On the lighter side, my friend used to gently tease my husband by saying that, without her urging, I would not have had as nice an engagement ring as I did. Judging from the grin that evoked, she may have been right. Hmm!
An experience I had just a few years ago confirmed a theory of mine. When I stopped to visit with the family of a friend who had recently died, they were clearing out her house to put it up for sale. The treasures they were sorting and dividing also included those of their grandmother. These folks were amazed to find that, in spite of the fact that theirs had not been an especially affluent family, the quality of these pieces was consistently fine. That was when I first put my theory into words.
From our town's earliest times, there had been just one place to buy china, glassware, silver and gifts. No one hitched up the buggy or cranked up the Model-T to go shopping out of town. They bought the things it took to set up housekeeping, the gifts for family and friends, or their own rare little luxuries in just one store, and this place offered only quality items. I'm sure they didn't stock a lot of high-end porcelain, crystal or silver, but if someone came in looking for any of that, it would take only a telegram or two, followed by a quick run of the Flyer from Chicago, and it would be here.
At least twice each year, for two generations, the store owners had gone on buying trips to Chicago. At the famed Merchandise Mart and several other outlets, they made discriminating selections on various price levels. As a result, regardless of what a customer could afford to pay, he would not be buying "junk".
My young friends saw the logic of my explanation and agreed that it was probably a true assumption. I expect any of you readers who remember back that far will readily agree. I am also quite certain my theory could have applied just as truly to Royer's in Cherokee.

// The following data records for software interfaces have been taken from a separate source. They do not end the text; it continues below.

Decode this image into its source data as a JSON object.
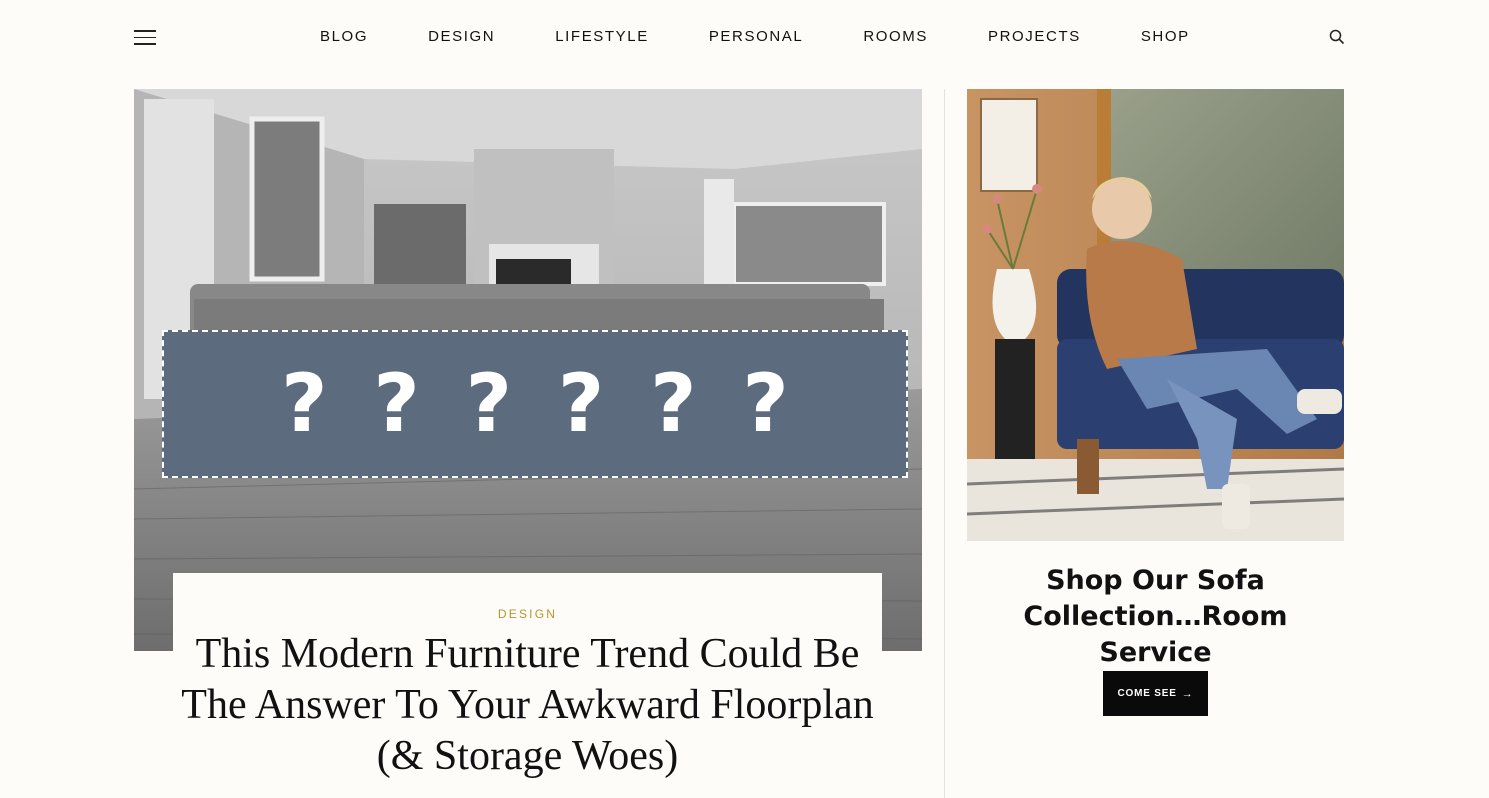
{
  "nav": {
    "items": [
      {
        "label": "BLOG"
      },
      {
        "label": "DESIGN"
      },
      {
        "label": "LIFESTYLE"
      },
      {
        "label": "PERSONAL"
      },
      {
        "label": "ROOMS"
      },
      {
        "label": "PROJECTS"
      },
      {
        "label": "SHOP"
      }
    ],
    "menu_icon": "hamburger-icon",
    "search_icon": "search-icon"
  },
  "hero": {
    "overlay_text": "? ? ? ? ? ?",
    "category": "DESIGN",
    "title": "This Modern Furniture Trend Could Be The Answer To Your Awkward Floorplan (& Storage Woes)"
  },
  "side_ad": {
    "title": "Shop Our Sofa Collection…Room Service",
    "cta_label": "COME SEE",
    "cta_icon": "arrow-right-icon"
  },
  "colors": {
    "category_gold": "#b8952b",
    "overlay_slate": "#5d6b7f",
    "cta_black": "#0a0a0a",
    "page_bg": "#fdfcf9"
  }
}
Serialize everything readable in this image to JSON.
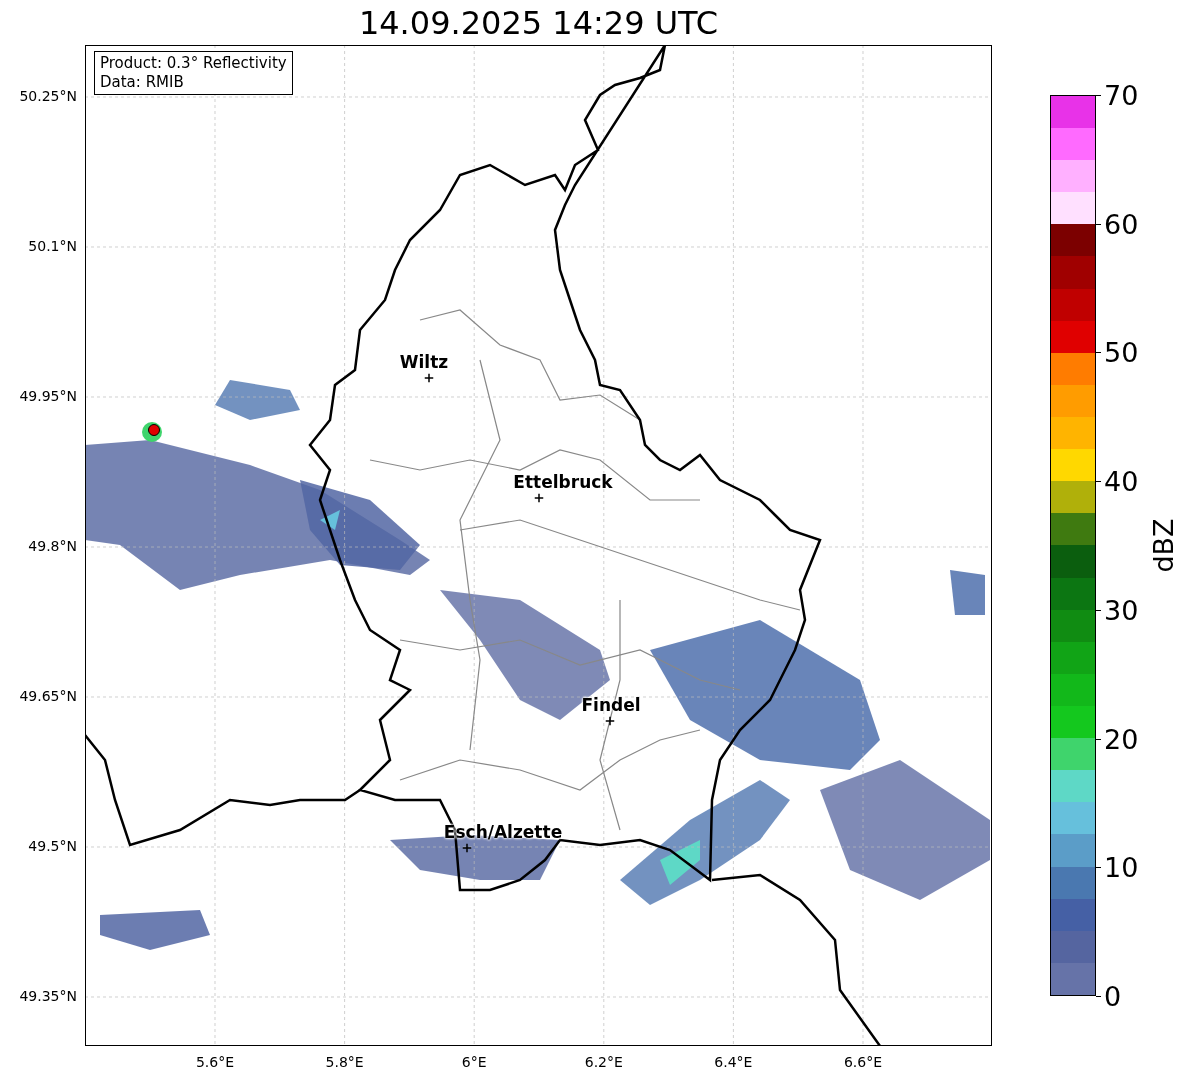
{
  "title": "14.09.2025 14:29 UTC",
  "info_box": [
    "Product: 0.3° Reflectivity",
    "Data: RMIB"
  ],
  "map": {
    "lat_ticks": [
      "50.25°N",
      "50.1°N",
      "49.95°N",
      "49.8°N",
      "49.65°N",
      "49.5°N",
      "49.35°N"
    ],
    "lon_ticks": [
      "5.6°E",
      "5.8°E",
      "6°E",
      "6.2°E",
      "6.4°E",
      "6.6°E"
    ],
    "cities": [
      {
        "name": "Wiltz"
      },
      {
        "name": "Ettelbruck"
      },
      {
        "name": "Findel"
      },
      {
        "name": "Esch/Alzette"
      }
    ]
  },
  "colorbar": {
    "label": "dBZ",
    "ticks": [
      "70",
      "60",
      "50",
      "40",
      "30",
      "20",
      "10",
      "0"
    ],
    "segments": [
      {
        "color": "#6673a8"
      },
      {
        "color": "#5565a0"
      },
      {
        "color": "#4560a5"
      },
      {
        "color": "#4a78b0"
      },
      {
        "color": "#5b9dc8"
      },
      {
        "color": "#66c0dc"
      },
      {
        "color": "#5ed8c6"
      },
      {
        "color": "#3fd46c"
      },
      {
        "color": "#14c81e"
      },
      {
        "color": "#12b81a"
      },
      {
        "color": "#11a416"
      },
      {
        "color": "#108c12"
      },
      {
        "color": "#0c7612"
      },
      {
        "color": "#0b5e0e"
      },
      {
        "color": "#3f7a10"
      },
      {
        "color": "#b0b00a"
      },
      {
        "color": "#ffd800"
      },
      {
        "color": "#ffb400"
      },
      {
        "color": "#ff9c00"
      },
      {
        "color": "#ff7c00"
      },
      {
        "color": "#e00000"
      },
      {
        "color": "#c00000"
      },
      {
        "color": "#a00000"
      },
      {
        "color": "#7c0000"
      },
      {
        "color": "#ffe0ff"
      },
      {
        "color": "#ffb0ff"
      },
      {
        "color": "#ff6aff"
      },
      {
        "color": "#e832e8"
      }
    ]
  }
}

As I look around, I begin to ask myself which task I should tackle next. There are probably a great many further memories to be triggered. But my ambition seems to be ebbing so I will probably continue "putting off until a few more tomorrows."